(Source records)
■ ■ ■

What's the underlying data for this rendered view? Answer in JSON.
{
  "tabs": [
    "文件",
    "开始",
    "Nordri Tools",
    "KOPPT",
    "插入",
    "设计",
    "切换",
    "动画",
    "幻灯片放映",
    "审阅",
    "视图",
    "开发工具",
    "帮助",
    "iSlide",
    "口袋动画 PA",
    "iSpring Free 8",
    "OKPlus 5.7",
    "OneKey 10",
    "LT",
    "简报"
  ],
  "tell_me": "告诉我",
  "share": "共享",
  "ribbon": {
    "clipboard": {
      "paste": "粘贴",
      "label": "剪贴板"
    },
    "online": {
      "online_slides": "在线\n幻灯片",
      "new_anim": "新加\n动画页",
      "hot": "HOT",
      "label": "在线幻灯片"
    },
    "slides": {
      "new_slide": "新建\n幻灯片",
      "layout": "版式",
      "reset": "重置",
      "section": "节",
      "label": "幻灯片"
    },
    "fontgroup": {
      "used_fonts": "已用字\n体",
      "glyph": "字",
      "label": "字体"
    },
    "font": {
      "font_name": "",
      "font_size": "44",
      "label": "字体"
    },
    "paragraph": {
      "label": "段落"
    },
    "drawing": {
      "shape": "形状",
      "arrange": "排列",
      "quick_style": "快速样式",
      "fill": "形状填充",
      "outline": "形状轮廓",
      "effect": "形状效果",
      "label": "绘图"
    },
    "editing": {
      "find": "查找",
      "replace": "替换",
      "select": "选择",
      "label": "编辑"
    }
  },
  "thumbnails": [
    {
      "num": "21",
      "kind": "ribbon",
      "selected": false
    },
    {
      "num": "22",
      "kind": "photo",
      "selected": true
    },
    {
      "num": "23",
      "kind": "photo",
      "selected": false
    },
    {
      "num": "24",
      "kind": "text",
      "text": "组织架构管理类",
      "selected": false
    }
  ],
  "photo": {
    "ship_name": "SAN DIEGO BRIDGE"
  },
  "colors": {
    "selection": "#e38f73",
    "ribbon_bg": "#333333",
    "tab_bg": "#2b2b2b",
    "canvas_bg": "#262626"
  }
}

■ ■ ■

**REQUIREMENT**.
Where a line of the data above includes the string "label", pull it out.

**ANSWER SECTION**.
      "label": "剪贴板"
      "label": "在线幻灯片"
      "label": "幻灯片"
      "label": "字体"
      "label": "字体"
      "label": "段落"
      "label": "绘图"
      "label": "编辑"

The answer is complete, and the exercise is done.